Me, me, me, me! ” Meanwhile, the other bull, an imposing fellow, was leaping across valleys, charging recklessly across the countryside, knocking down everything he found in his path. He was especially angry with the palm groves. With his horns, he uprooted royal palms and ceiba trees weighted down by the centuries, tossing them over his head. The women squealed, and 17 Bregantino Bregantín their unpleasant cackling annoyed the king. Running away from a young bull is the rule, really the rule.
There’s a reason for everything. ” “Fine,” answered the stag. “Let’s always stay together,” added Turtle. “Fine,” answered the stag. So they followed the same road together. They came to a lake. There they ﬁshed out the evening star with a net and went to look for the king’s daughter, Anikosia, and gave it to her, still dripping wet. With delight, the king’s daughter hung it from her ear. She was cross-eyed and her belly hung down to her knees. She had only one breast, which was long, really long, and thin.

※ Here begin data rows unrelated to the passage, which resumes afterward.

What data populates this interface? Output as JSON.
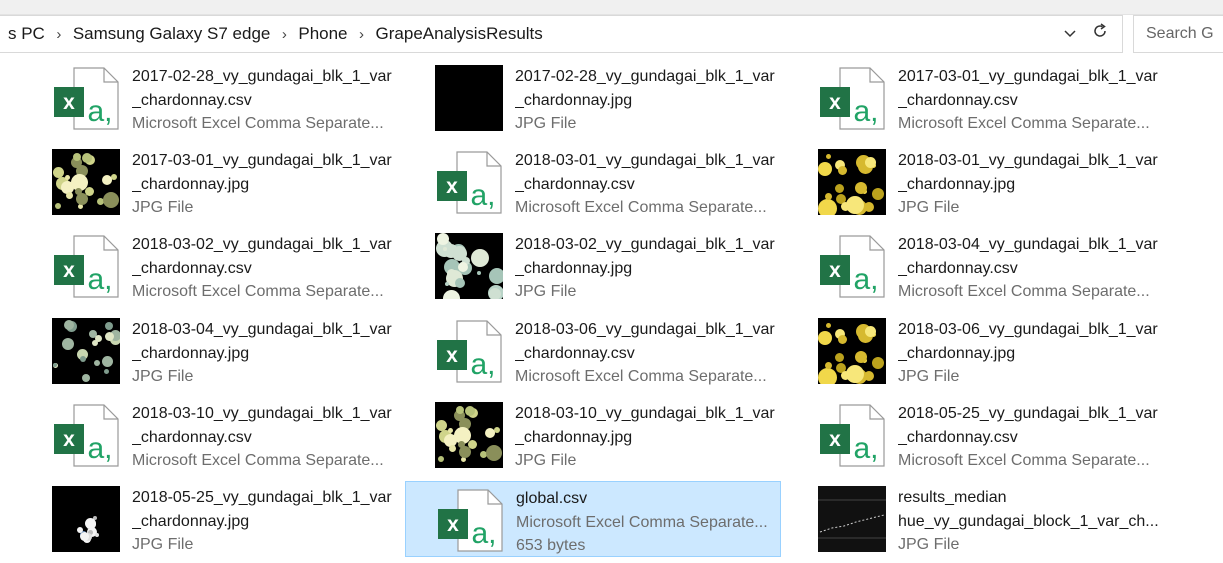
{
  "breadcrumb": [
    "s PC",
    "Samsung Galaxy S7 edge",
    "Phone",
    "GrapeAnalysisResults"
  ],
  "breadcrumb_separator": "›",
  "address": {
    "dropdown_icon": "chevron-down-icon",
    "refresh_icon": "refresh-icon"
  },
  "search": {
    "placeholder": "Search G"
  },
  "files": [
    {
      "line1": "2017-02-28_vy_gundagai_blk_1_var",
      "line2": "_chardonnay.csv",
      "line3": "Microsoft Excel Comma Separate...",
      "kind": "csv"
    },
    {
      "line1": "2017-02-28_vy_gundagai_blk_1_var",
      "line2": "_chardonnay.jpg",
      "line3": "JPG File",
      "kind": "photo-black"
    },
    {
      "line1": "2017-03-01_vy_gundagai_blk_1_var",
      "line2": "_chardonnay.csv",
      "line3": "Microsoft Excel Comma Separate...",
      "kind": "csv"
    },
    {
      "line1": "2017-03-01_vy_gundagai_blk_1_var",
      "line2": "_chardonnay.jpg",
      "line3": "JPG File",
      "kind": "photo-grapes"
    },
    {
      "line1": "2018-03-01_vy_gundagai_blk_1_var",
      "line2": "_chardonnay.csv",
      "line3": "Microsoft Excel Comma Separate...",
      "kind": "csv"
    },
    {
      "line1": "2018-03-01_vy_gundagai_blk_1_var",
      "line2": "_chardonnay.jpg",
      "line3": "JPG File",
      "kind": "photo-yellow"
    },
    {
      "line1": "2018-03-02_vy_gundagai_blk_1_var",
      "line2": "_chardonnay.csv",
      "line3": "Microsoft Excel Comma Separate...",
      "kind": "csv"
    },
    {
      "line1": "2018-03-02_vy_gundagai_blk_1_var",
      "line2": "_chardonnay.jpg",
      "line3": "JPG File",
      "kind": "photo-pale"
    },
    {
      "line1": "2018-03-04_vy_gundagai_blk_1_var",
      "line2": "_chardonnay.csv",
      "line3": "Microsoft Excel Comma Separate...",
      "kind": "csv"
    },
    {
      "line1": "2018-03-04_vy_gundagai_blk_1_var",
      "line2": "_chardonnay.jpg",
      "line3": "JPG File",
      "kind": "photo-sparse"
    },
    {
      "line1": "2018-03-06_vy_gundagai_blk_1_var",
      "line2": "_chardonnay.csv",
      "line3": "Microsoft Excel Comma Separate...",
      "kind": "csv"
    },
    {
      "line1": "2018-03-06_vy_gundagai_blk_1_var",
      "line2": "_chardonnay.jpg",
      "line3": "JPG File",
      "kind": "photo-yellow"
    },
    {
      "line1": "2018-03-10_vy_gundagai_blk_1_var",
      "line2": "_chardonnay.csv",
      "line3": "Microsoft Excel Comma Separate...",
      "kind": "csv"
    },
    {
      "line1": "2018-03-10_vy_gundagai_blk_1_var",
      "line2": "_chardonnay.jpg",
      "line3": "JPG File",
      "kind": "photo-grapes"
    },
    {
      "line1": "2018-05-25_vy_gundagai_blk_1_var",
      "line2": "_chardonnay.csv",
      "line3": "Microsoft Excel Comma Separate...",
      "kind": "csv"
    },
    {
      "line1": "2018-05-25_vy_gundagai_blk_1_var",
      "line2": "_chardonnay.jpg",
      "line3": "JPG File",
      "kind": "photo-small"
    },
    {
      "line1": "global.csv",
      "line2": "Microsoft Excel Comma Separate...",
      "line3": "653 bytes",
      "kind": "csv",
      "selected": true
    },
    {
      "line1": "results_median",
      "line2": "hue_vy_gundagai_block_1_var_ch...",
      "line3": "JPG File",
      "kind": "photo-plot"
    }
  ],
  "colors": {
    "selection_bg": "#cce8ff",
    "selection_border": "#99d1ff",
    "excel_green": "#217346",
    "secondary_text": "#6d6d6d"
  }
}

One day, pretending she had a toothache, she went straight to the bull and asked, with her voice that could a melt a stone, permission to go to the creek. There were lilies there, she said, that could give healing powers to the waters because they had bloomed after the full moon. Scarcely paying attention, the bull answered: “Very well, go ahead, Sanune. ” It’s true that Sanune wasn’t really subservient, but she was afraid. She hated the bull and couldn’t hide her hate any longer. Given her situation, she absolutely needed to be somewhere she could scream out her hate without anyone’s hearing, where she could safely threaten her enemy, and 9 Bregantino Bregantín where she could ﬁnally feel alone, totally alone and rebellious.
Afro-Cuban Tales Cuentos negros de Cuba by Lydia Cabrera